The European Atomic Energy Community (Euratom) harmonises the member states’ research programmes for the development and peaceful use of nuclear power. Euratom is a source of inspiration for Heine. ‘Facebook, Amazon and Google are allowed to use their data technology as long as a kind of Euratom decides whether what they do is in the interest of society. This is how Europe could be the place to be for safe new technology.’
Heine: ‘With cybersecurity issues I always try to work out where in society you can see something similar at play. When Maastricht University was held to ransom with ransomware, I could see an analogy with a flood when the dyke breaks. Then the army is called in. In such a scenario I can imagine volunteers and commandos coming to repair the infrastructure. The framework for a kind of cyber militia has already been discussed, by the US ministry of defence, for instance.’
‘The government’s biggest AI challenge is that no system is ever neutral’
Leiden University – Bram Klievink
Using artificial intelligence is more complicated for the government than for companies. Professor of public administration Bram Klievink and his colleague identify the problems and find solutions for digitalisation in public policy.
‘If half of the books that Amazon recommends to you aren’t interesting, it’s not really an issue. But if the government makes mistakes in just one-tenth of a percent of cases, this can be very serious; for example, if it’s trying to identify fraudsters like the Dutch government’s System Risk Indicator (SyRI),’ explains Bram Klievink. The system, used since 2014 to prevent fraudulent benefit claims, created risk profiles on the basis of data about fines, compliance and education, among other factors. Although your data were anonymously encrypted until you emerged as a potential fraudster, the court decided that the violation of the right to a private life was too great. It shows that although the government has considerable scope, it is more restricted than – let’s say – Facebook.
Policy analysis with social media data
Klievink and his team are also researching whether social media data are useful for analysing the effects of policies. There are many technical possibilities: ‘You can do sentiment analysis, for example, and try to assess the level of support for policies. But when you use a technique like that, you always make choices,’ Klievink explains. ‘And even minor choices and deliberations can have unexpected or unintended consequences for how the outcomes will be used.’ If you analyse Twitter data, for example, you have to set the point at which your system identifies a Tweeter as a human or a bot. Is it ten tweets a day or a hundred? And how many conversation topics does your topic model distinguish? Will it be five large, but general topics, or do you choose a refined model with twenty more specific topics? ‘These choices are never neutral, but we can’t avoid making them.’
Decision-makers and technicians

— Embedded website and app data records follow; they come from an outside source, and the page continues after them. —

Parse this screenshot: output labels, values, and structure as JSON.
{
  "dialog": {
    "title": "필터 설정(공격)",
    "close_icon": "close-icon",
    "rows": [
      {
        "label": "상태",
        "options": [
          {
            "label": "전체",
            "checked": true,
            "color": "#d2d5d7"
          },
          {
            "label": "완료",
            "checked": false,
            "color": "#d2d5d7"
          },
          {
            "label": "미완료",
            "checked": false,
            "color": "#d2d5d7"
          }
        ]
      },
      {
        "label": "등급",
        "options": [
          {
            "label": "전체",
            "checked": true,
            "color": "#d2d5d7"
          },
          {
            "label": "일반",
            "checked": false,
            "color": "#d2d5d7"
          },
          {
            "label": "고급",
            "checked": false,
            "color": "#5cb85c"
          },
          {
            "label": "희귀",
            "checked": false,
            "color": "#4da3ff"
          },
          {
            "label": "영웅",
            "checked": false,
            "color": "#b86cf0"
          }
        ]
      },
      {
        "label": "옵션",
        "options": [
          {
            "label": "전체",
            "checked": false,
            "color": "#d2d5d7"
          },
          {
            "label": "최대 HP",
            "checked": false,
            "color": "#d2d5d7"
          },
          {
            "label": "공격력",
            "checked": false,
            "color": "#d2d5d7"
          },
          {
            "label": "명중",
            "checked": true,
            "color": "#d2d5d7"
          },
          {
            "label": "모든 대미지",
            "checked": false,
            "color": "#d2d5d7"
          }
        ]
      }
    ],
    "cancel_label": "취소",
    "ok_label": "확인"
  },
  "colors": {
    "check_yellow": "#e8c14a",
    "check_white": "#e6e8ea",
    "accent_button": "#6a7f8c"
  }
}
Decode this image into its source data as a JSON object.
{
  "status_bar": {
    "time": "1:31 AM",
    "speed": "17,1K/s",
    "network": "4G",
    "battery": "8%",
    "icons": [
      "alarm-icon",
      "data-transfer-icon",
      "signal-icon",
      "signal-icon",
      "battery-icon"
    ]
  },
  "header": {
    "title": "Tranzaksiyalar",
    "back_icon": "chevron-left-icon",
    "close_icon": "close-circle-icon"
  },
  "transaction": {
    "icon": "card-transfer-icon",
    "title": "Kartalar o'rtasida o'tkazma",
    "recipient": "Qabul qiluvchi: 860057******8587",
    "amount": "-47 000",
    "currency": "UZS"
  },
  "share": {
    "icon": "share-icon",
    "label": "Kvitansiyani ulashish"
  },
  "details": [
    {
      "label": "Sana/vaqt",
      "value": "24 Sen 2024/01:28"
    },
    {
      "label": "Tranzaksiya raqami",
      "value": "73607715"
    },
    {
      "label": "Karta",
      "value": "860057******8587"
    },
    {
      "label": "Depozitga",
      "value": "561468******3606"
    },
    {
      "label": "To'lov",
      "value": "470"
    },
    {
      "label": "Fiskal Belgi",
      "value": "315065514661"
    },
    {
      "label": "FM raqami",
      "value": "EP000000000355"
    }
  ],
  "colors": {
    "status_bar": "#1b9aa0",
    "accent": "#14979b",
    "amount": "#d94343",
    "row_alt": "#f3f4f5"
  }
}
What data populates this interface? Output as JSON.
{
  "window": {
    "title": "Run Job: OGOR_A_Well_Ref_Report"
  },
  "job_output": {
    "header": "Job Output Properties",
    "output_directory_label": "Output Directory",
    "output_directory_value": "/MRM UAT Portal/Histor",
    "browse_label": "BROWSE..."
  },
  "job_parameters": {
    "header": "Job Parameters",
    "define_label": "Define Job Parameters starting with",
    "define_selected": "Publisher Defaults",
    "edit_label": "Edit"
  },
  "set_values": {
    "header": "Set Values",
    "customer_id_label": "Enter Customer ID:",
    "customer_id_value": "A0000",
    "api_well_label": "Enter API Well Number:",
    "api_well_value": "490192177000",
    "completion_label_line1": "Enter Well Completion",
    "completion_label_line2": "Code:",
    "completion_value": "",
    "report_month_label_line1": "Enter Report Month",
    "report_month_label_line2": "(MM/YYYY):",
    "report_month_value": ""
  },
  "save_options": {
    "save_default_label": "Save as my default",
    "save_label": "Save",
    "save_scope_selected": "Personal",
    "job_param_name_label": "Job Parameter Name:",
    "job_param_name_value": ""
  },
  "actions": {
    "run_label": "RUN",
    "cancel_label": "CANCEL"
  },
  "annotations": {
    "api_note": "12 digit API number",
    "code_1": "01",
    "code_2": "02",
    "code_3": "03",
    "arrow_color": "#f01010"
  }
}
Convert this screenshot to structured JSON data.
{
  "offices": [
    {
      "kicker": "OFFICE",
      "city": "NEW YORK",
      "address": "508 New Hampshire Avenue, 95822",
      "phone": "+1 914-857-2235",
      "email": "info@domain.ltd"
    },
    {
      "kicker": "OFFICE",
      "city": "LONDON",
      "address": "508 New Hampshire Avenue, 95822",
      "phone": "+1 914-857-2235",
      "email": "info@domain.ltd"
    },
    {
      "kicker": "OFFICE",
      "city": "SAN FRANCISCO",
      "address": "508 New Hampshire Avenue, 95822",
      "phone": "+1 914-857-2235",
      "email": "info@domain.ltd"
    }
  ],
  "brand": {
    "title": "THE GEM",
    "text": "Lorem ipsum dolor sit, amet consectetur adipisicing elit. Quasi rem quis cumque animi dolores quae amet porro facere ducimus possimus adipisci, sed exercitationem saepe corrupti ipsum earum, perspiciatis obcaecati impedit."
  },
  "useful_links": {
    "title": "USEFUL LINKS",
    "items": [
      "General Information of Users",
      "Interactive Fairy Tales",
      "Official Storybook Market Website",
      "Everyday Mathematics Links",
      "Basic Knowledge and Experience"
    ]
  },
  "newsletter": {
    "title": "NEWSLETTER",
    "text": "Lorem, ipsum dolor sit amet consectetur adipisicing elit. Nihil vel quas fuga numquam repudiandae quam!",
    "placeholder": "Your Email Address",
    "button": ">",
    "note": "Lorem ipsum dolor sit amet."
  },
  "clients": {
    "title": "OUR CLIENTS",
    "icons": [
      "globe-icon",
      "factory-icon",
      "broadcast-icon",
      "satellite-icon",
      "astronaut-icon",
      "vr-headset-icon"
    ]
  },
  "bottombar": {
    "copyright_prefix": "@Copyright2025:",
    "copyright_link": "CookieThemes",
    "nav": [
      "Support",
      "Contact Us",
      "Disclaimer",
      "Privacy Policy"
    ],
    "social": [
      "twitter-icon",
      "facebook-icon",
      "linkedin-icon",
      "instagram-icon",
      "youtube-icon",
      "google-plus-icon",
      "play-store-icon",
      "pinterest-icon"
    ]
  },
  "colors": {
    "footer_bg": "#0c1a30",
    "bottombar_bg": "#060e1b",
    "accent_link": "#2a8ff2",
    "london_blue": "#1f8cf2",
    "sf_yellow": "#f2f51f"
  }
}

Dilemmas relating to these choices will often stay hidden, because policy-makers and the technicians who create the systems don’t speak each other’s language. ‘The AI specialist often has technical and methodological expertise, but lacks the necessary content expertise to foresee the consequences of the choices that are made. Conversely, the policy-maker often doesn’t know what knobs the technician can turn, exactly what their settings are, and what this means for the outcomes.’ Klievink therefore concludes that the collaboration between people from diverse disciplines working on public AI projects can never be close enough.